Output the data in full. Keep every word exact and exclude the pictures.

══ ENTRIES SHOWN

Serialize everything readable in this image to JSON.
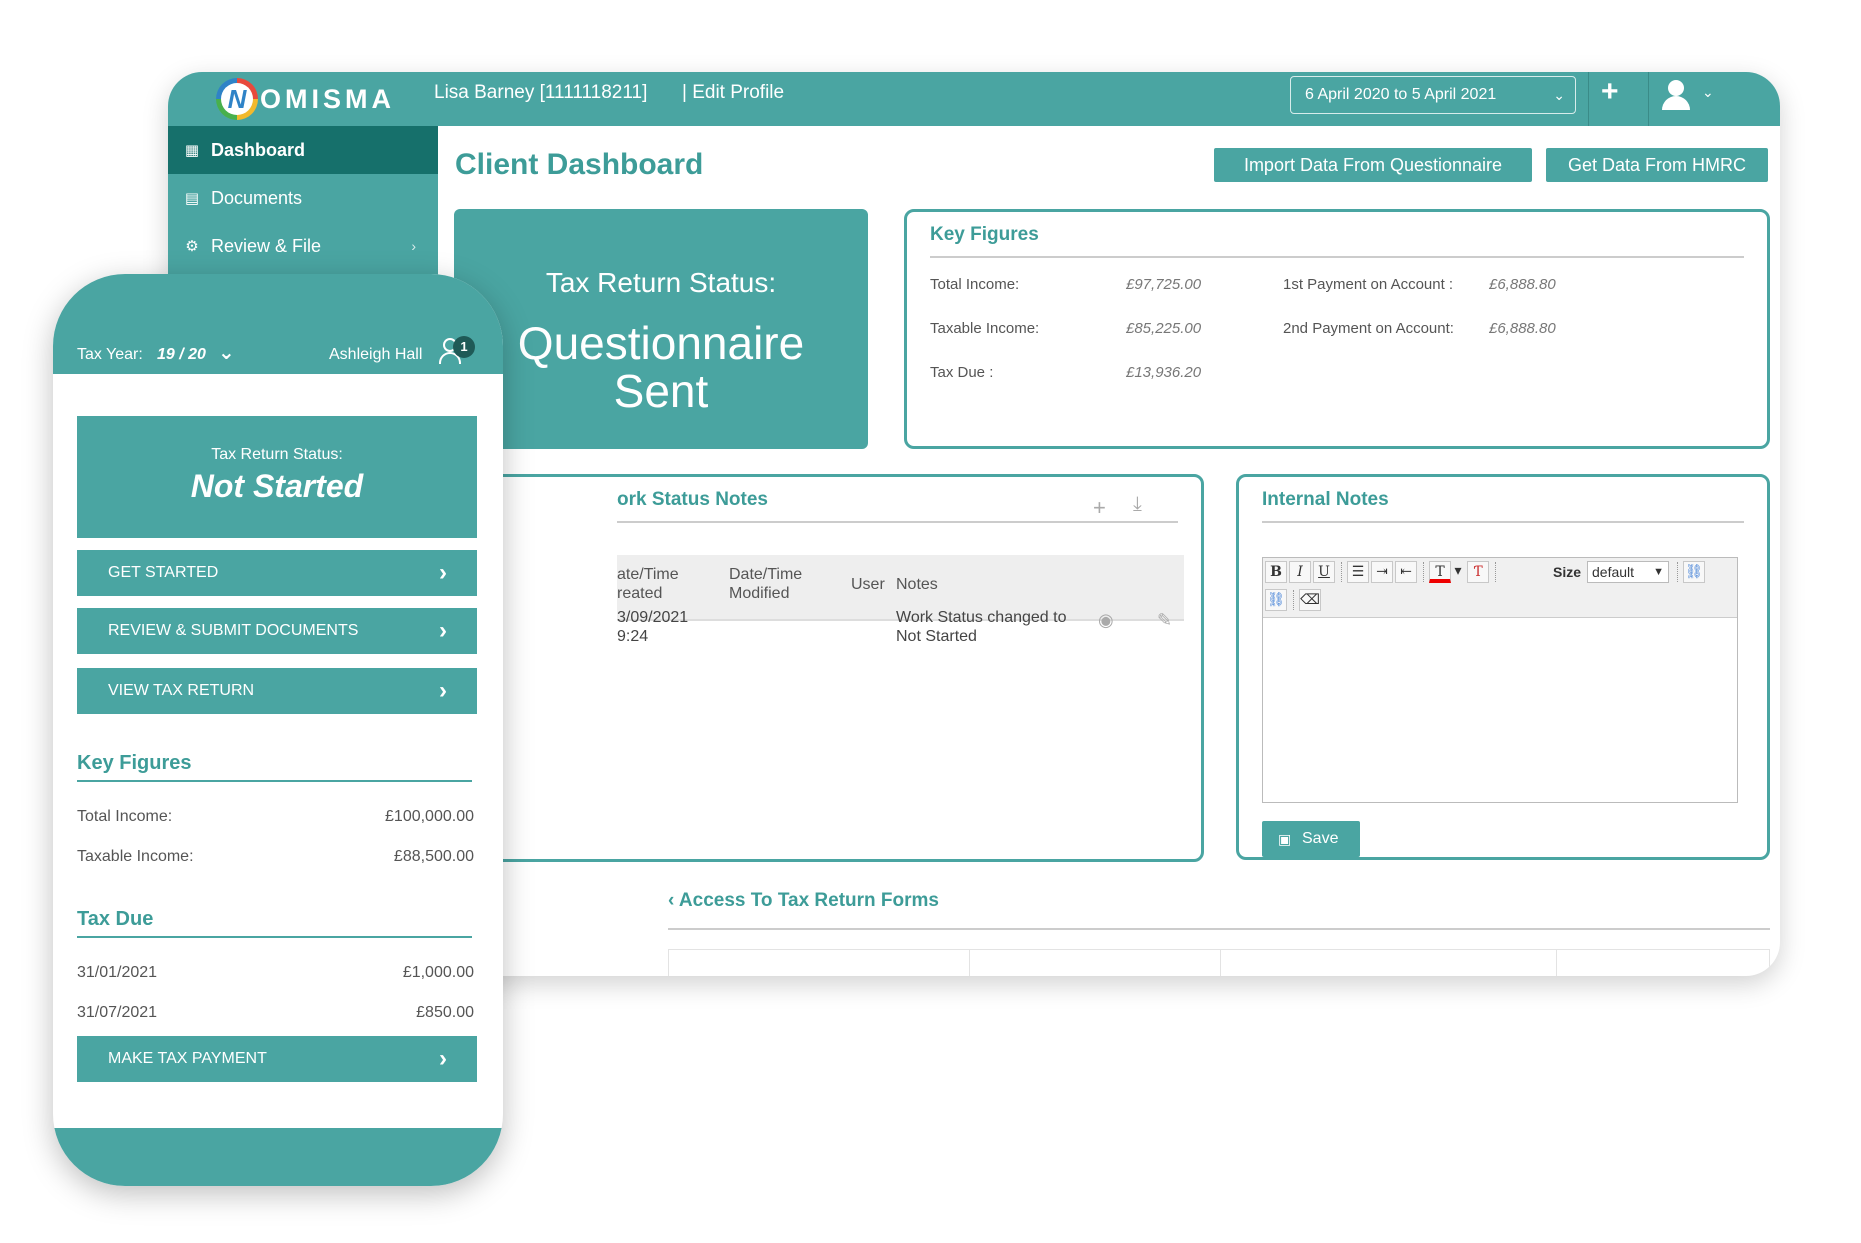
{
  "desktop": {
    "logo_text": "OMISMA",
    "logo_letter": "N",
    "client_name": "Lisa Barney [1111118211]",
    "edit_profile": "| Edit Profile",
    "period": "6 April 2020 to 5 April 2021",
    "sidebar": {
      "items": [
        {
          "label": "Dashboard",
          "icon": "grid-icon",
          "active": true
        },
        {
          "label": "Documents",
          "icon": "documents-icon",
          "active": false
        },
        {
          "label": "Review & File",
          "icon": "review-icon",
          "active": false
        }
      ]
    },
    "page_title": "Client Dashboard",
    "buttons": {
      "import": "Import Data From Questionnaire",
      "hmrc": "Get Data From HMRC"
    },
    "status_tile": {
      "label": "Tax Return Status:",
      "value": "Questionnaire Sent"
    },
    "key_figures": {
      "title": "Key Figures",
      "rows": [
        {
          "label": "Total Income:",
          "value": "£97,725.00"
        },
        {
          "label": "Taxable Income:",
          "value": "£85,225.00"
        },
        {
          "label": "Tax Due :",
          "value": "£13,936.20"
        }
      ],
      "payments": [
        {
          "label": "1st Payment on Account :",
          "value": "£6,888.80"
        },
        {
          "label": "2nd Payment on Account:",
          "value": "£6,888.80"
        }
      ]
    },
    "work_status": {
      "title": "ork Status Notes",
      "headers": {
        "created_1": "ate/Time",
        "created_2": "reated",
        "modified_1": "Date/Time",
        "modified_2": "Modified",
        "user": "User",
        "notes": "Notes"
      },
      "row": {
        "created_1": "3/09/2021",
        "created_2": "9:24",
        "note_1": "Work Status changed to",
        "note_2": "Not Started"
      }
    },
    "internal_notes": {
      "title": "Internal Notes",
      "toolbar": {
        "bold": "B",
        "italic": "I",
        "underline": "U",
        "size_label": "Size",
        "size_value": "default"
      },
      "save": "Save"
    },
    "quick_access_title": "‹ Access To Tax Return Forms"
  },
  "phone": {
    "tax_year_label": "Tax Year:",
    "tax_year_value": "19 / 20",
    "user_name": "Ashleigh Hall",
    "badge": "1",
    "status_label": "Tax Return Status:",
    "status_value": "Not Started",
    "buttons": [
      "GET STARTED",
      "REVIEW & SUBMIT DOCUMENTS",
      "VIEW TAX RETURN"
    ],
    "key_figures": {
      "title": "Key Figures",
      "rows": [
        {
          "label": "Total Income:",
          "value": "£100,000.00"
        },
        {
          "label": "Taxable Income:",
          "value": "£88,500.00"
        }
      ]
    },
    "tax_due": {
      "title": "Tax Due",
      "rows": [
        {
          "label": "31/01/2021",
          "value": "£1,000.00"
        },
        {
          "label": "31/07/2021",
          "value": "£850.00"
        }
      ]
    },
    "pay_button": "MAKE TAX PAYMENT"
  },
  "colors": {
    "teal": "#4aa5a2",
    "teal_dark": "#16706b",
    "teal_text": "#3d9c98"
  }
}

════

*ANSWER BELOW*.
Serialize everything readable in this image to JSON.
{
  "desktop": {
    "logo_text": "OMISMA",
    "logo_letter": "N",
    "client_name": "Lisa Barney [1111118211]",
    "edit_profile": "| Edit Profile",
    "period": "6 April 2020 to 5 April 2021",
    "sidebar": {
      "items": [
        {
          "label": "Dashboard",
          "icon": "grid-icon",
          "active": true
        },
        {
          "label": "Documents",
          "icon": "documents-icon",
          "active": false
        },
        {
          "label": "Review & File",
          "icon": "review-icon",
          "active": false
        }
      ]
    },
    "page_title": "Client Dashboard",
    "buttons": {
      "import": "Import Data From Questionnaire",
      "hmrc": "Get Data From HMRC"
    },
    "status_tile": {
      "label": "Tax Return Status:",
      "value": "Questionnaire Sent"
    },
    "key_figures": {
      "title": "Key Figures",
      "rows": [
        {
          "label": "Total Income:",
          "value": "£97,725.00"
        },
        {
          "label": "Taxable Income:",
          "value": "£85,225.00"
        },
        {
          "label": "Tax Due :",
          "value": "£13,936.20"
        }
      ],
      "payments": [
        {
          "label": "1st Payment on Account :",
          "value": "£6,888.80"
        },
        {
          "label": "2nd Payment on Account:",
          "value": "£6,888.80"
        }
      ]
    },
    "work_status": {
      "title": "ork Status Notes",
      "headers": {
        "created_1": "ate/Time",
        "created_2": "reated",
        "modified_1": "Date/Time",
        "modified_2": "Modified",
        "user": "User",
        "notes": "Notes"
      },
      "row": {
        "created_1": "3/09/2021",
        "created_2": "9:24",
        "note_1": "Work Status changed to",
        "note_2": "Not Started"
      }
    },
    "internal_notes": {
      "title": "Internal Notes",
      "toolbar": {
        "bold": "B",
        "italic": "I",
        "underline": "U",
        "size_label": "Size",
        "size_value": "default"
      },
      "save": "Save"
    },
    "quick_access_title": "‹ Access To Tax Return Forms"
  },
  "phone": {
    "tax_year_label": "Tax Year:",
    "tax_year_value": "19 / 20",
    "user_name": "Ashleigh Hall",
    "badge": "1",
    "status_label": "Tax Return Status:",
    "status_value": "Not Started",
    "buttons": [
      "GET STARTED",
      "REVIEW & SUBMIT DOCUMENTS",
      "VIEW TAX RETURN"
    ],
    "key_figures": {
      "title": "Key Figures",
      "rows": [
        {
          "label": "Total Income:",
          "value": "£100,000.00"
        },
        {
          "label": "Taxable Income:",
          "value": "£88,500.00"
        }
      ]
    },
    "tax_due": {
      "title": "Tax Due",
      "rows": [
        {
          "label": "31/01/2021",
          "value": "£1,000.00"
        },
        {
          "label": "31/07/2021",
          "value": "£850.00"
        }
      ]
    },
    "pay_button": "MAKE TAX PAYMENT"
  },
  "colors": {
    "teal": "#4aa5a2",
    "teal_dark": "#16706b",
    "teal_text": "#3d9c98"
  }
}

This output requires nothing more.